● **YOUR OBJECTIVE**
All lines in the records below that hold "本地连接" are to be shown.
==== PROVIDED DATA
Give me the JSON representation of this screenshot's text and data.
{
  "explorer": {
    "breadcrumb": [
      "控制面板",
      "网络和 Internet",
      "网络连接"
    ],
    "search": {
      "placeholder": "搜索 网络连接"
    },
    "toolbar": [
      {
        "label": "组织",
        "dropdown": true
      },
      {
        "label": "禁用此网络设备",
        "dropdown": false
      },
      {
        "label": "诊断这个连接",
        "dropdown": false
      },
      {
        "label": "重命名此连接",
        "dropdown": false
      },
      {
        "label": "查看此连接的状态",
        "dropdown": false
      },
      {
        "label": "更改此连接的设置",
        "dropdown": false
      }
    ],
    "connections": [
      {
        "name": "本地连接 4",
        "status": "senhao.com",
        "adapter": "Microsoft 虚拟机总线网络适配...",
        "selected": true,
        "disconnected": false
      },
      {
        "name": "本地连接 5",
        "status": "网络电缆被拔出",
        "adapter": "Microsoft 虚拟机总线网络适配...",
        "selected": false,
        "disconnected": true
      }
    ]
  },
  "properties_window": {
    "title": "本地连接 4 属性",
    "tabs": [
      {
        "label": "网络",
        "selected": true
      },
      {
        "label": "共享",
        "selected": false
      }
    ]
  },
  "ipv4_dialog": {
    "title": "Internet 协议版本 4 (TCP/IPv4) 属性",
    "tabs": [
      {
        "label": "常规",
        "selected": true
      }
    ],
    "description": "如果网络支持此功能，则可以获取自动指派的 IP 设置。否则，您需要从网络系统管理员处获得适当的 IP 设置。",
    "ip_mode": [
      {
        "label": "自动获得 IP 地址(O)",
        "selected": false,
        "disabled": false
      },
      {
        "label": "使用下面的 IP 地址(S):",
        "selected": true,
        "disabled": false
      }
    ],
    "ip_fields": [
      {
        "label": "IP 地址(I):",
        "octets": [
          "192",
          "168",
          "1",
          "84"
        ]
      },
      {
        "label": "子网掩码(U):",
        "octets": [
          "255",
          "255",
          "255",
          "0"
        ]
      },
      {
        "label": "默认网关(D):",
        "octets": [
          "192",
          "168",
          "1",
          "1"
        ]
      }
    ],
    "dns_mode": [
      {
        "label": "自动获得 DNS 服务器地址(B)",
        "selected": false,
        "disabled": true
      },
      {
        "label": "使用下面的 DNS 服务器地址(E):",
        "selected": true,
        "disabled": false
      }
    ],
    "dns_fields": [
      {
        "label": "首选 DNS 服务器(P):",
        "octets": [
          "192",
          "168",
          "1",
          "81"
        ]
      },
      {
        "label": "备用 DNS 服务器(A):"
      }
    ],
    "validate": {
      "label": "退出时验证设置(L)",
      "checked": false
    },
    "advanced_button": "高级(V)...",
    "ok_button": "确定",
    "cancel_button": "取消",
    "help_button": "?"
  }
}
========
● **PROBLEM SOLUTION**
        "name": "本地连接 4",
        "name": "本地连接 5",
    "title": "本地连接 4 属性",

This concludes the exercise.